"You're suffering from trans-finite hallucinations," said Dr. Fraud. He was bored; this patient didn't appear to have anything interesting to say for themselves, and didn't even seem to be having interesting hallucinations. His last hallucinite had believed that Lovecraftian Elder Gods had already returned to earth and were working in hairdressing salons to facilitate access to human brains. This one hallucinated lemons that were real enough to touch.
"What does that mean?" asked Marcel. He was sitting cross-legged on Dr. Fraud's chaise-longue, with his shoes taken off and tucked neatly underneath.
"It means that there are a countable infinite number of your hallucinations, and that you will keep counting them," said Dr. Fraud. He was sure that he'd given the right definition, but it didn't seem to be what he'd had in mind when he wrote the diagnosis down.

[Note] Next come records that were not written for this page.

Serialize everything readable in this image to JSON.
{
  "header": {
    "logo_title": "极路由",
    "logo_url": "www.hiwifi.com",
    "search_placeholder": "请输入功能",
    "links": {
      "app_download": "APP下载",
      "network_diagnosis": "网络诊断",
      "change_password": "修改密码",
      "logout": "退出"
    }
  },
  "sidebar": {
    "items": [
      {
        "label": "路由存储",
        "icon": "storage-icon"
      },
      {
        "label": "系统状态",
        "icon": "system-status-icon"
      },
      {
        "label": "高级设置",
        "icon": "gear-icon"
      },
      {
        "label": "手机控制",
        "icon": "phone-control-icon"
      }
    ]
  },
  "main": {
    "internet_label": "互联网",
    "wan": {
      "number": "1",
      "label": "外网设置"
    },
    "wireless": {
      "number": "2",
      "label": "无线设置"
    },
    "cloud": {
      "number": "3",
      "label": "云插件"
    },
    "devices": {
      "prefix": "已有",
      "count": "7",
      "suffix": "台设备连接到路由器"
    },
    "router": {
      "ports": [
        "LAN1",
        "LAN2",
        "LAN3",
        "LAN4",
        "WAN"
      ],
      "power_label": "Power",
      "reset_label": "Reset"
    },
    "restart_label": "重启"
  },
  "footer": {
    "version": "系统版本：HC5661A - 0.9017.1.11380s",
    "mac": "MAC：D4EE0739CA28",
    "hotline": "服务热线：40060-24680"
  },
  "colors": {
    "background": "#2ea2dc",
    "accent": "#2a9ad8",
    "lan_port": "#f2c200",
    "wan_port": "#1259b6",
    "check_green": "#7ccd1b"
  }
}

"Will they end when I finish counting them?" Marcel was in his mid-forties and looked a little older. His hair had gone the kind of undecided grey that people referred to kindly as salt'n'pepper and his beard stubble had more white than ginger in it. There were deep crow's feet around his grey eyes, and a haunted look ingrained in his face.
"No," said Dr. Fraud, sounding a little annoyed. He was sure he'd specifically said 'trans-finite'. "There are a countably infinite number of them, not a countable number. You'll never stop counting them."
"But if I lived for long enough I would, wouldn't I?"
"No, you stupid little man. You are not listening to what I am telling you. If you lived until the heat-death of the universe you would not stop counting them. You would run out of names for numbers before you ran out numbers, and you'd still run out of numbers, if that were possible, before you ran out of hallucinations."
"Oh," said Marcel. "That sounds like a lot of hallucinations."
"It is," said Dr. Fraud, feeling satisfied that he'd achieved something with the man. "Pay on your way out."
"No, wait," said Marcel. Dr. Fraud checked the time on his desk-clock so fast there was a tiny thunderclap as air rushed into the vacuum his movements had created. Marcel still, technically, had eight minutes of his session left, so Dr. Fraud tried not to grumble too loudly.
"How do I get rid of the hallucinations?"
"How do I get rid of the hallucinations? You cure them right? You're a mental doctor."
Dr. Fraud eyed Marcel carefully, wondering if he was being cheeky. That was the problem with English, he thought regretfully. You could say anything in it, in at least three different ways, and each way provided its own subtle commentary from the speaker. It was a minefield, a despicable language that allowed two people to hold two entirely different conversations without ever learning that the other person didn't have a clue what was really being said. And there it was: did Marcel mean that he was a doctor of the mental faculties, or simply a mad doctor?
"I can help you, I think," he said a little stiffly. "For a price."
"Exactly," said Marcel. "That's what I need. Help. Someone to hide behind."
"To hide behind?" Dr. Fraud was very puzzled now, this seemed to be a non-sequitur.
"Yes, they're starting again. The lemons are coming to get me!"
"Don't be sill–" started Dr. Fraud, then stopped abruptly. He rubbed his eyes, peered in front of him, and then rubbed his eyes again. Marcel took advantage of his distraction to clamber off the chaise-longue and run behind Dr. Fraud's desk. Dr. Fraud stared still; there was a six foot tall lemon in the doorway to his office.
"Tactile hallucinations," he said, light dawning at last as to why trans-finite hallucinations had seemed wrong. "You're having tactile hallucinations."
"Save me," squeaked Marcel, as the lemon bore down mercilessly on the pair of them.